Although I’m rarely a running blogger lately, I nevertheless remain a running runner. I have been running on a steady basis, and doing one hard workout a week since late August. Low mileage, around 25 most weeks. No trackwork. It’s mostly been fartleks (treadmill) and throwing in a few miles at tempo effort over the course of a longer run on hills. We found a dirt cheap gym that’s three miles away, so I’ve gotten back to weekly strength work, now up to 1 hour, twice weekly. I’ve maintained a weight of 124 with some effort. I’d like to get back down to 120, because I feel better running at that weight. I’d also like to get my mileage up to around 40 mpw.
A year ago I was training like mad to run a fast 5K road race over Olympic Trials weekend in Houston. I did not run that race. I did a little racing in the late winter, but then I got injured in March with PF in my right foot (still there, but mild). It’s been a wild ride, the last nine months, with lots of highs and lows. None of them having to do with running, at least not directly. This has been good for me, not only because I’ve recognized the value of focusing on other areas of endeavor, but also because it’s given me a chance to think about my running, where it fits into my life. Perspective and distance are helpful things.
One realization is that I do miss some aspects of marathon training, but I don’t miss the time and energy commitment. Nor do I actually miss racing marathons. I’m still fairly certain that I won’t run another. I’ve also realized that I’ll probably always be a competitive runner. And by that I mean I’ll care about seeing improvement in myself (although as the years pass, that’s all relative) and doing well relative to my peers. I still want to have tangible goals.
I do have a goal right now, which is to break 20:00 in a road 5K. What’s different this time around is that I’m not attaching that goal to any particular deadline or race. I will train during the fall to run a fast 5K this winter. Will it be under 20:00? I have no clue. I have a training plan, but it’s loose. I got so sick of trying to follow a strict schedule, not hitting target paces, going into each “tuneup” or “time trial” race with pressure to see a certain time on the clock. The truth is, some days I don’t feel like running. So when that happens, I usually don’t run. On other days, I’ll go out with a plan to do a hard run, but my legs don’t feel great. So I’ll give them a few miles. Sometimes they come around. But usually they don’t, and when that happens I abandon the workout and try again a few days later.
I’m seeing steady improvements in fitness. But mostly I’m seeing an improvement in how I feel about running. I like it again. Sometimes I love it. I never dread it, and that’s new. I have my first track workout in about five months next week. It’s not even really a workout. It’s mostly going to be me running around a track wearing an HRM to see what speeds I can maintain at various efforts. I just want some sort of baseline at this point.
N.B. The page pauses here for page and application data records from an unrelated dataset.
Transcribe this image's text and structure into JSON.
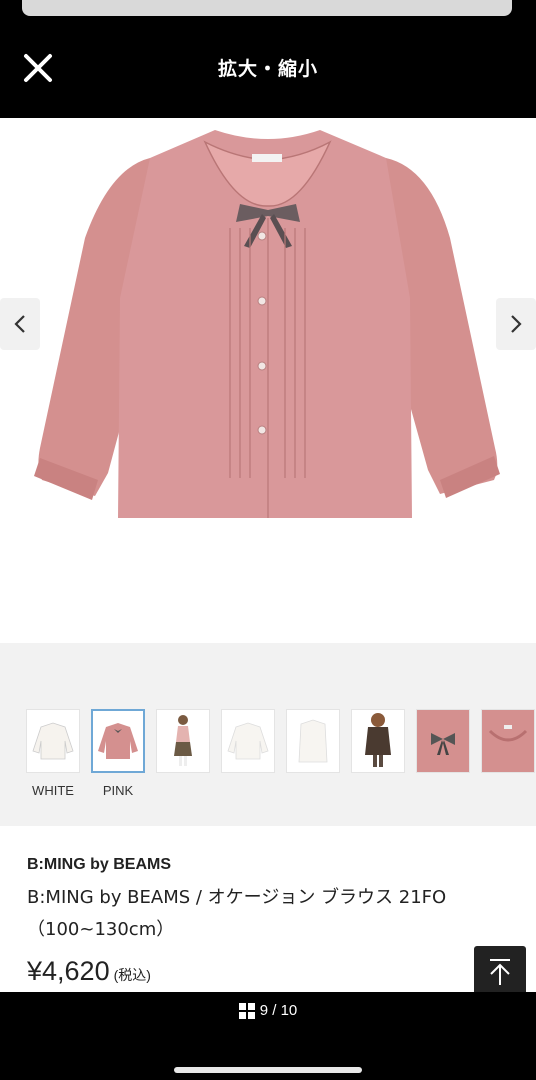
{
  "header": {
    "title": "拡大・縮小",
    "close_icon": "close-icon"
  },
  "viewer": {
    "prev_icon": "chevron-left-icon",
    "next_icon": "chevron-right-icon",
    "image_desc": "pink-blouse"
  },
  "thumbnails": [
    {
      "label": "WHITE",
      "kind": "white-blouse"
    },
    {
      "label": "PINK",
      "kind": "pink-blouse",
      "selected": true
    },
    {
      "label": "",
      "kind": "child-model-pink"
    },
    {
      "label": "",
      "kind": "white-blouse-flat"
    },
    {
      "label": "",
      "kind": "white-blouse-flat-2"
    },
    {
      "label": "",
      "kind": "child-model-dark"
    },
    {
      "label": "",
      "kind": "pink-detail-bow"
    },
    {
      "label": "",
      "kind": "pink-detail-collar"
    }
  ],
  "product": {
    "brand": "B:MING by BEAMS",
    "title": "B:MING by BEAMS / オケージョン ブラウス 21FO（100~130cm）",
    "price": "¥4,620",
    "tax_label": "(税込)"
  },
  "pager": {
    "text": "9 / 10",
    "icon": "grid-icon"
  },
  "colors": {
    "pink": "#d4908f",
    "accent_border": "#6fa8d6"
  }
}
I have this crazy suspicion that my radical change in attitude and looser approach to training and racing might yield greater success eventually.